|The Arakura Ushuaia is the green building set up in the mountains on the far left.|
When I learned the flight from Buenos Aires to Ushuaia is three and a half hours long, I was taken aback. That's the distance from Chicago to Los Angeles.
Americans, what is to be done with us? We assume everywhere that isn't the United States must be small. But 2,600 miles is quite the distance within a country not my own, due south yet, from the Paris of South America to a town that calls itself 'The End of the World."
Ushuaia, despite being the southernmost city on earth was, almost needless to say, bigger than I expected. A city not unlike Boulder, Colorado, set in the foothills of a mountain range, though the southern slope of the Martial Mountains—an offshoot of the continent spanning Andes—struck me as several derivations larger than the Rockies.
"Ushuaia makes Boulder seem like Kansas," I said.
This is where Ernest Shackleton and his crew set sail for the Antarctic, and to this day polar expeditions gather to push toward South Georgia, a thriving industry still, judging from the signs for polar adventures and stores offering snowboards and fleece.
The organizers of our expedition to the glaciers of Chile, the Royal Canadian Geographical Society, had put its adventurers up in the Arakura Ushuaia, an improbable luxury hotel tucked high in the mountains, framed by a snow-capped peak. The place is huge, with the vibe of a hotel in Finland, all bleached wood and raw stone and odd energy-saving touches—you tuck your room key in a slot to turn the room lights on, and they flick off when you leave, thus saving the planet. There was also a series of expansive outdoor thermal pools, where I set up operations, as well as a lap pool, where I happily swam off the confinement of travel.
The hotel prides itself in its classical music series, and we excused ourselves from dinner early and went over to listen to the Camarata Bariloche, a well-known Argentinian string ensemble--a dozen violinists, a few cellists and a bass. It felt so disorienting, to travel all this way only to sit listening to Bach, like traveling to Mars and finding your childhood home.
The next day we wandered the town—mostly closed on a Sunday morning, but a caretaker was already at the Municipal Cemetery, ready for visitors, and we strolled around.

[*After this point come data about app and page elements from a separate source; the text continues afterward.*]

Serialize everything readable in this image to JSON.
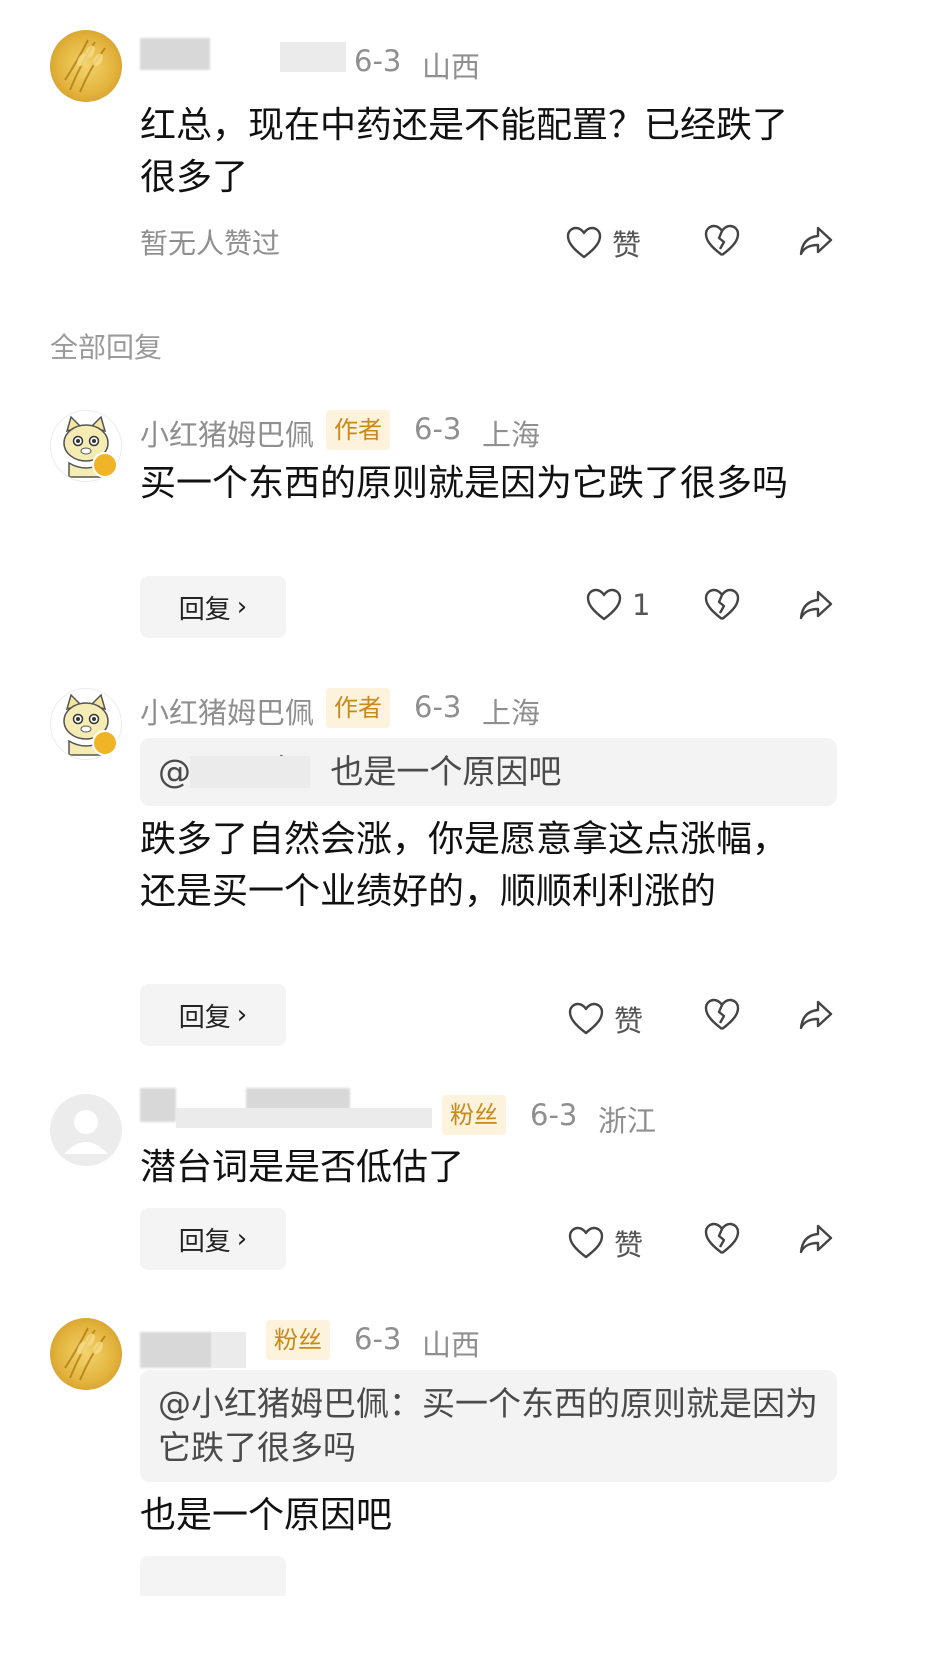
{
  "top_comment": {
    "date": "6-3",
    "location": "山西",
    "text": "红总，现在中药还是不能配置？已经跌了很多了",
    "no_likes": "暂无人赞过",
    "like_label": "赞"
  },
  "section_label": "全部回复",
  "replies": [
    {
      "name": "小红猪姆巴佩",
      "tag": "作者",
      "date": "6-3",
      "location": "上海",
      "text": "买一个东西的原则就是因为它跌了很多吗",
      "reply_label": "回复",
      "like_label": "1"
    },
    {
      "name": "小红猪姆巴佩",
      "tag": "作者",
      "date": "6-3",
      "location": "上海",
      "quote": "@       金：也是一个原因吧",
      "text": "跌多了自然会涨，你是愿意拿这点涨幅，还是买一个业绩好的，顺顺利利涨的",
      "reply_label": "回复",
      "like_label": "赞"
    },
    {
      "name": "",
      "tag": "粉丝",
      "date": "6-3",
      "location": "浙江",
      "text": "潜台词是是否低估了",
      "reply_label": "回复",
      "like_label": "赞"
    },
    {
      "name": "",
      "tag": "粉丝",
      "date": "6-3",
      "location": "山西",
      "quote": "@小红猪姆巴佩：买一个东西的原则就是因为它跌了很多吗",
      "text": "也是一个原因吧"
    }
  ],
  "icons": {
    "like": "heart-outline-icon",
    "dislike": "broken-heart-icon",
    "share": "share-arrow-icon",
    "chevron": "chevron-right-icon"
  },
  "colors": {
    "tag_text": "#c58a1a",
    "tag_bg": "#fdf2dc",
    "meta_gray": "#8f8f8f"
  }
}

It was quite run down, with markers toppled and crumbling, and humble to begin with, a modest contrast to the luxurious granite tombs and marble angels at Recoleta Cemetery. Though, it hardly needs to be pointed out that the occupants here are just as dead, at a fraction of the cost. Caskets could spied through glass doors, and tableaus of the lives of the departed are set out—photographs and coffee mugs and poignant notes from children crying out to their parents. Some caskets are covered with lace, given covers like beds, which I suppose they are. We spent a long time there, walking up and down the aisles, gazing in near silence at these tributes to lives that had unfolded in this out-of-the-way place. Memento mori.
There was some kind of charity race going on, with young people in running clothes with numbers pinned to their shirts. The military had set up a tent to show off their various specialities, diving equipment and machine guns and such, a friendly public service that only subtly conveyed: We aren't drowning your kids in the River de la Plata anymore.
Michael and I wandered over to an old airfield, where a mothballed DC3 sat slowly moldering in the high winds ruffling across the Beagle Channel. Chile sat there, in plain sight, across the water, as if telling us: get on with it already.
You don't often see an old bird like the DC3, and I slowly walked around the plane, inspecting it from all angles. When I looked up, Michael was gone, vanished over a fence and into a nearby field, where he had found transportation of an even more ancient lineage. I considered following him, but paused at the fence and held back, letting the two have their moment of communion uninterrupted.